### Your goal
Copy out each entry precisely; no image belongs in the result.

Information supplied: Begin

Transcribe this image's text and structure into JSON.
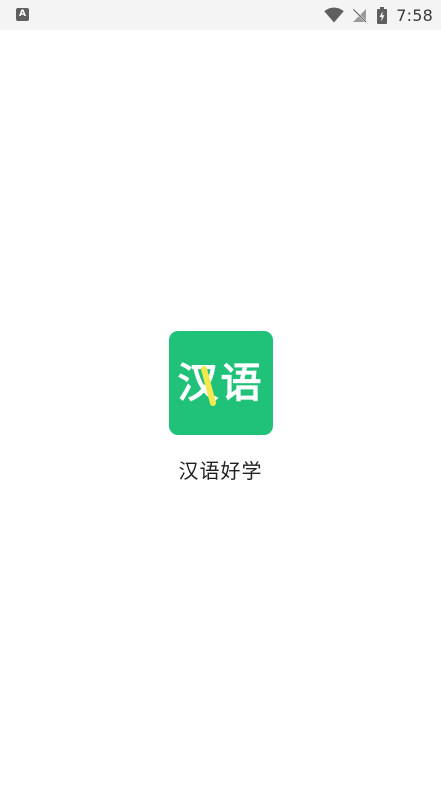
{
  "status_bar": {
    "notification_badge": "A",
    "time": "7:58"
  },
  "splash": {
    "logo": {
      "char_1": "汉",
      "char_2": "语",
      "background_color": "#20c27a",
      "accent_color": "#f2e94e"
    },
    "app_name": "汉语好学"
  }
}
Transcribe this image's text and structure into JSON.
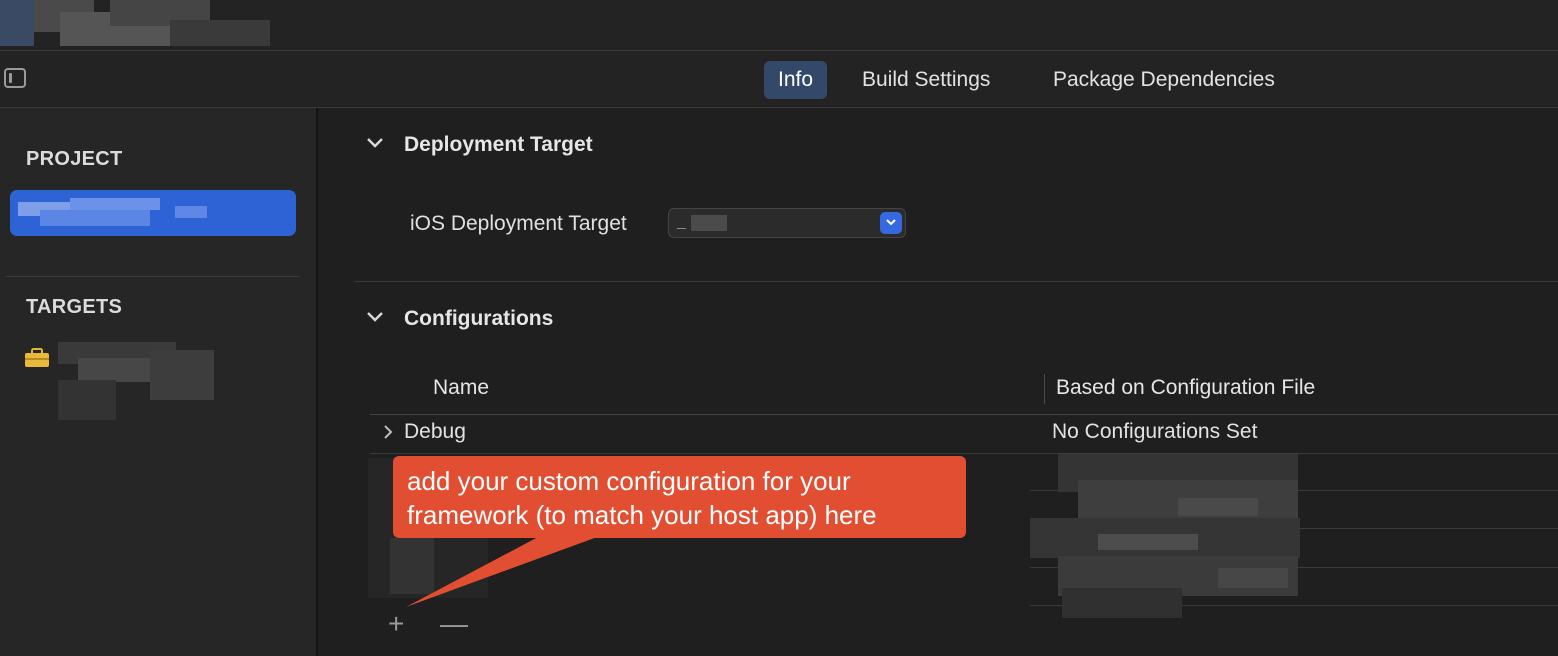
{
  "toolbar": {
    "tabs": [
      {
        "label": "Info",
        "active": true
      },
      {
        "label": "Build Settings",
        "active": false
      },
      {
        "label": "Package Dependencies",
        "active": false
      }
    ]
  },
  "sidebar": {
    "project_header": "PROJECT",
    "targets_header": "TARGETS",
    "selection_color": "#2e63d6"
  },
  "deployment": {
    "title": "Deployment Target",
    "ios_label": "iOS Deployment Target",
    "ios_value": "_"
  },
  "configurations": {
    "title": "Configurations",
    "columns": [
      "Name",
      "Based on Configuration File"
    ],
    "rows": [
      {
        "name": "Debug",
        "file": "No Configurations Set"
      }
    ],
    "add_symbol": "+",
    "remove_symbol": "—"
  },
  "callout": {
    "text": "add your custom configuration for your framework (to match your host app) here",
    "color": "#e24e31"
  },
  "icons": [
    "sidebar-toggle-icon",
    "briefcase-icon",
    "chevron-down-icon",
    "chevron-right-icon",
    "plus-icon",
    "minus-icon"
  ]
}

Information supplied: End

### Your solution
Transcribe this image's text and structure into JSON.
{
  "status_bar": {
    "notification_badge": "A",
    "time": "7:58"
  },
  "splash": {
    "logo": {
      "char_1": "汉",
      "char_2": "语",
      "background_color": "#20c27a",
      "accent_color": "#f2e94e"
    },
    "app_name": "汉语好学"
  }
}
Transcribe this image's text and structure into JSON.
{
  "toolbar": {
    "tabs": [
      {
        "label": "Info",
        "active": true
      },
      {
        "label": "Build Settings",
        "active": false
      },
      {
        "label": "Package Dependencies",
        "active": false
      }
    ]
  },
  "sidebar": {
    "project_header": "PROJECT",
    "targets_header": "TARGETS",
    "selection_color": "#2e63d6"
  },
  "deployment": {
    "title": "Deployment Target",
    "ios_label": "iOS Deployment Target",
    "ios_value": "_"
  },
  "configurations": {
    "title": "Configurations",
    "columns": [
      "Name",
      "Based on Configuration File"
    ],
    "rows": [
      {
        "name": "Debug",
        "file": "No Configurations Set"
      }
    ],
    "add_symbol": "+",
    "remove_symbol": "—"
  },
  "callout": {
    "text": "add your custom configuration for your framework (to match your host app) here",
    "color": "#e24e31"
  },
  "icons": [
    "sidebar-toggle-icon",
    "briefcase-icon",
    "chevron-down-icon",
    "chevron-right-icon",
    "plus-icon",
    "minus-icon"
  ]
}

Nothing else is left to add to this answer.